(Saved entries)
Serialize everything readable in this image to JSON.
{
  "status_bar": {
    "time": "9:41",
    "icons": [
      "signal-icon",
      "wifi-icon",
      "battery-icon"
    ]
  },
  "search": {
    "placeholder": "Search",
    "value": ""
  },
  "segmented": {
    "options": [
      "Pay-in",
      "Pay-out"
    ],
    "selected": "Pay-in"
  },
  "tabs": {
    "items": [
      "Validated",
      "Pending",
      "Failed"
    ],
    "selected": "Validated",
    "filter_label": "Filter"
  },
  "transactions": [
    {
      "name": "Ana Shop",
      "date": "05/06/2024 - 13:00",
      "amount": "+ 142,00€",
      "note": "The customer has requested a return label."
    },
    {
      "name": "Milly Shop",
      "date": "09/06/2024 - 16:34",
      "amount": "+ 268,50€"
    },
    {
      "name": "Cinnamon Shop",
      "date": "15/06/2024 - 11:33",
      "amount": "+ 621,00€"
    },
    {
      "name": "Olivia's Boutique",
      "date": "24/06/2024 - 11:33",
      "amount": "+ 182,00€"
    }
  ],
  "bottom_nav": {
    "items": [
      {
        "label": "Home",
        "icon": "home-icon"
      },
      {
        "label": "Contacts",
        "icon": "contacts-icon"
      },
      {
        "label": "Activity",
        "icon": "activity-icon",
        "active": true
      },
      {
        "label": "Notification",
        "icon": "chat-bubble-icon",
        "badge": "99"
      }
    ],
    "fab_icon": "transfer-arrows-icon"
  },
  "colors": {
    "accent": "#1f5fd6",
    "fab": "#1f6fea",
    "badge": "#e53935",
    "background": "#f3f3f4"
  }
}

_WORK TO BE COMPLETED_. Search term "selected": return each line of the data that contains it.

_FINISHED EXERCISE_.
    "selected": "Pay-in"
    "selected": "Validated",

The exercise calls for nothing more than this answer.